— What needs to be done —
From the entries below, report only the number of lines that contain the word "ساعت".
START Dataset extract
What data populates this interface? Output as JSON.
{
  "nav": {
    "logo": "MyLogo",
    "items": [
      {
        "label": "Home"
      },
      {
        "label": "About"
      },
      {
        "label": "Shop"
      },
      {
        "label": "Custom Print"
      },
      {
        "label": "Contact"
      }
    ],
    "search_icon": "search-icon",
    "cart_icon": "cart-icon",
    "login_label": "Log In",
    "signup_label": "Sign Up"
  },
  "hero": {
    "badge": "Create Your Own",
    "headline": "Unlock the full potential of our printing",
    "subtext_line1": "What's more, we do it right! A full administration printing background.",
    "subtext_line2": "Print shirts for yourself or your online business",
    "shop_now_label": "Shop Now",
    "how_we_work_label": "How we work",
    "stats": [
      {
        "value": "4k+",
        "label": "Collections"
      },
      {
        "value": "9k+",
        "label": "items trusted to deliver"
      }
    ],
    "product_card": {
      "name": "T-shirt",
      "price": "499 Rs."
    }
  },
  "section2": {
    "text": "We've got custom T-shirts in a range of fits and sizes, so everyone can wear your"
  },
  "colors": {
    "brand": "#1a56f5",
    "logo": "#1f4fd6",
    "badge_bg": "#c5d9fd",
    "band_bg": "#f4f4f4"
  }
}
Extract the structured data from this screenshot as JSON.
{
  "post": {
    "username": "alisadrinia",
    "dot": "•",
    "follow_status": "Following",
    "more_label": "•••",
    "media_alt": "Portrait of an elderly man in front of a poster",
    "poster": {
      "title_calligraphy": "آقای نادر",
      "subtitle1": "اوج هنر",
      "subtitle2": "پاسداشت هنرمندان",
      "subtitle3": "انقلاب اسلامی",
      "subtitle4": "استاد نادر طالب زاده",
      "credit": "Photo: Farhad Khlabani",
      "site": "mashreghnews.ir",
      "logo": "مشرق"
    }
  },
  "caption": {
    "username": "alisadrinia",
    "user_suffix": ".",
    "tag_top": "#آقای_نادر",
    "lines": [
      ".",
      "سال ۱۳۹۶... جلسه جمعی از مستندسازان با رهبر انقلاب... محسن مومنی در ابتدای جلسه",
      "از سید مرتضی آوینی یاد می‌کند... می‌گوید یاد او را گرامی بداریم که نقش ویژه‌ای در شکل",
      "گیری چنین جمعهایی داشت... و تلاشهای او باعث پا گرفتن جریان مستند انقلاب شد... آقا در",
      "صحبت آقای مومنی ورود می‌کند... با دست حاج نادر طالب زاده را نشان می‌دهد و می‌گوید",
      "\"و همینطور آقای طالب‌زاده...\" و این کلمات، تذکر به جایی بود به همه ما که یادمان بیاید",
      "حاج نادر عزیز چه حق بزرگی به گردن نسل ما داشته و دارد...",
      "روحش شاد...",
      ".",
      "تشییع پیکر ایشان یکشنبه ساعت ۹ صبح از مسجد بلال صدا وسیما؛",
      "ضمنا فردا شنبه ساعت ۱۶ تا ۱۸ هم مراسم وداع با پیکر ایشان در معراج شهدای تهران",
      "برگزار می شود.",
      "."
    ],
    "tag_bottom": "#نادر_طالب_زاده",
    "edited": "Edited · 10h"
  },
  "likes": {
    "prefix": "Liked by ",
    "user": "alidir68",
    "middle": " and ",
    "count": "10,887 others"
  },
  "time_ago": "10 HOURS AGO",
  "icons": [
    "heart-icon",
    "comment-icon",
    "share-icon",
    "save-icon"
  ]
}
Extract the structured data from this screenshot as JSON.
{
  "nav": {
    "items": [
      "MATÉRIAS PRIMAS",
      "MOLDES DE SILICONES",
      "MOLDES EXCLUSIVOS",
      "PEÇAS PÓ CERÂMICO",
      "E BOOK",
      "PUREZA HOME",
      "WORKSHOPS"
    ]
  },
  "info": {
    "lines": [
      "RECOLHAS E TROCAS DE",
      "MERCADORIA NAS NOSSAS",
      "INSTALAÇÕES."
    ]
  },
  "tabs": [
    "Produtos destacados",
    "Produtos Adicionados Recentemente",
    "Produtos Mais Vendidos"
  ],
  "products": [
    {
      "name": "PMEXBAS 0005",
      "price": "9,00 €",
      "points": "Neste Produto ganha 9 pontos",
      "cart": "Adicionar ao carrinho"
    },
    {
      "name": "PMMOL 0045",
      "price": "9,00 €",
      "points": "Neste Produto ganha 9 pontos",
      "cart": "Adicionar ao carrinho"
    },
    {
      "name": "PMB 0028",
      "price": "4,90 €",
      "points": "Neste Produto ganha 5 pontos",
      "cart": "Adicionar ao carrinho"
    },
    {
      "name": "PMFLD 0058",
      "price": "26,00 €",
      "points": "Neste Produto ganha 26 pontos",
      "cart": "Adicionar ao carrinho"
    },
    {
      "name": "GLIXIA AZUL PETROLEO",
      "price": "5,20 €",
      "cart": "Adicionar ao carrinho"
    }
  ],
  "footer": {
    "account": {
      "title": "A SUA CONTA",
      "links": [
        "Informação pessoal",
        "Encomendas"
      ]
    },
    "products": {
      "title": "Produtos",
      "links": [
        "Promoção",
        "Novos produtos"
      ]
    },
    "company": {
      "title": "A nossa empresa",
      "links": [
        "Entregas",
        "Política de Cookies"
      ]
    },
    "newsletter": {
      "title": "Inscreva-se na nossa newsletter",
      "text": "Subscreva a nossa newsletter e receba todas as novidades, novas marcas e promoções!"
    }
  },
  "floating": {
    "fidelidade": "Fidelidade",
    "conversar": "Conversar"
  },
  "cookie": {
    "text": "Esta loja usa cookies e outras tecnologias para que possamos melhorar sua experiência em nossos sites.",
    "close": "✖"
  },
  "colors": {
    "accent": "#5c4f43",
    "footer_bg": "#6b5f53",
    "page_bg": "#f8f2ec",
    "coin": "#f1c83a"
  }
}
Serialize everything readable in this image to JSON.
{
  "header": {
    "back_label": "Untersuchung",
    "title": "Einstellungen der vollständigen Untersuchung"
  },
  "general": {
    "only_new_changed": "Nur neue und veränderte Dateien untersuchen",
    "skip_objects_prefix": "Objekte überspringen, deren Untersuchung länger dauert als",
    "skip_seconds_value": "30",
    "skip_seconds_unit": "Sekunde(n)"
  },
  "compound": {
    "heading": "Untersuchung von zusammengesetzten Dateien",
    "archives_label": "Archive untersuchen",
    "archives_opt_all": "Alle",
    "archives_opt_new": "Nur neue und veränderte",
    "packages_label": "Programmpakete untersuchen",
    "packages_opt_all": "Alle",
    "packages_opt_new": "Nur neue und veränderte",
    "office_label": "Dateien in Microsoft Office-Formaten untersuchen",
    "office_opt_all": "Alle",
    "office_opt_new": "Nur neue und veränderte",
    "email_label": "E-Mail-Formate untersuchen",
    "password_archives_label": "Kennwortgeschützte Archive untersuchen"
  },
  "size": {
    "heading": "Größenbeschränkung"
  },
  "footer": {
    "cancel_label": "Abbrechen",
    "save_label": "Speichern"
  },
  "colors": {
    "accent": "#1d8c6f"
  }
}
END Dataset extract
— Answer section —
2